Exercise directions: Copy each record below exactly, please, and leave its pictures out.

+ + + + +

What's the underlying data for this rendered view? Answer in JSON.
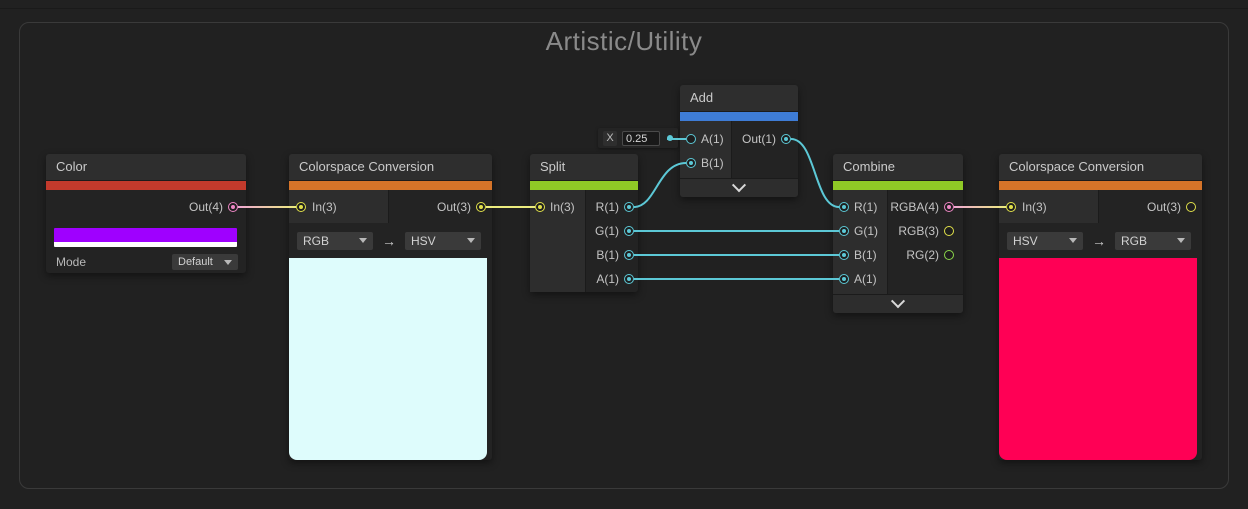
{
  "frame": {
    "title": "Artistic/Utility"
  },
  "colors": {
    "canvas_bg": "#212121",
    "accent_red": "#c23a2c",
    "accent_orange": "#d57429",
    "accent_green": "#8fc926",
    "accent_blue": "#3e7cd6",
    "port_float": "#5cc8d6",
    "port_vector2": "#8bd64a",
    "port_vector3": "#e0e04a",
    "port_vector4": "#ed86c4",
    "wire_float": "#5cc8d6",
    "wire_vector3": "#ecec7e",
    "swatch_color": "#9f00ff",
    "preview_left": "#defcfc",
    "preview_right": "#ff0055"
  },
  "nodes": {
    "color": {
      "title": "Color",
      "out": "Out(4)",
      "mode_label": "Mode",
      "mode_value": "Default"
    },
    "colorspace_left": {
      "title": "Colorspace Conversion",
      "in": "In(3)",
      "out": "Out(3)",
      "from": "RGB",
      "to": "HSV",
      "arrow": "→"
    },
    "split": {
      "title": "Split",
      "in": "In(3)",
      "outputs": [
        "R(1)",
        "G(1)",
        "B(1)",
        "A(1)"
      ]
    },
    "add": {
      "title": "Add",
      "input_a": "A(1)",
      "input_b": "B(1)",
      "out": "Out(1)",
      "x_label": "X",
      "x_value": "0.25"
    },
    "combine": {
      "title": "Combine",
      "inputs": [
        "R(1)",
        "G(1)",
        "B(1)",
        "A(1)"
      ],
      "outputs": [
        "RGBA(4)",
        "RGB(3)",
        "RG(2)"
      ]
    },
    "colorspace_right": {
      "title": "Colorspace Conversion",
      "in": "In(3)",
      "out": "Out(3)",
      "from": "HSV",
      "to": "RGB",
      "arrow": "→"
    }
  }
}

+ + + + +

Task output:
What's the underlying data for this rendered view? Answer in JSON.
{
  "frame": {
    "title": "Artistic/Utility"
  },
  "colors": {
    "canvas_bg": "#212121",
    "accent_red": "#c23a2c",
    "accent_orange": "#d57429",
    "accent_green": "#8fc926",
    "accent_blue": "#3e7cd6",
    "port_float": "#5cc8d6",
    "port_vector2": "#8bd64a",
    "port_vector3": "#e0e04a",
    "port_vector4": "#ed86c4",
    "wire_float": "#5cc8d6",
    "wire_vector3": "#ecec7e",
    "swatch_color": "#9f00ff",
    "preview_left": "#defcfc",
    "preview_right": "#ff0055"
  },
  "nodes": {
    "color": {
      "title": "Color",
      "out": "Out(4)",
      "mode_label": "Mode",
      "mode_value": "Default"
    },
    "colorspace_left": {
      "title": "Colorspace Conversion",
      "in": "In(3)",
      "out": "Out(3)",
      "from": "RGB",
      "to": "HSV",
      "arrow": "→"
    },
    "split": {
      "title": "Split",
      "in": "In(3)",
      "outputs": [
        "R(1)",
        "G(1)",
        "B(1)",
        "A(1)"
      ]
    },
    "add": {
      "title": "Add",
      "input_a": "A(1)",
      "input_b": "B(1)",
      "out": "Out(1)",
      "x_label": "X",
      "x_value": "0.25"
    },
    "combine": {
      "title": "Combine",
      "inputs": [
        "R(1)",
        "G(1)",
        "B(1)",
        "A(1)"
      ],
      "outputs": [
        "RGBA(4)",
        "RGB(3)",
        "RG(2)"
      ]
    },
    "colorspace_right": {
      "title": "Colorspace Conversion",
      "in": "In(3)",
      "out": "Out(3)",
      "from": "HSV",
      "to": "RGB",
      "arrow": "→"
    }
  }
}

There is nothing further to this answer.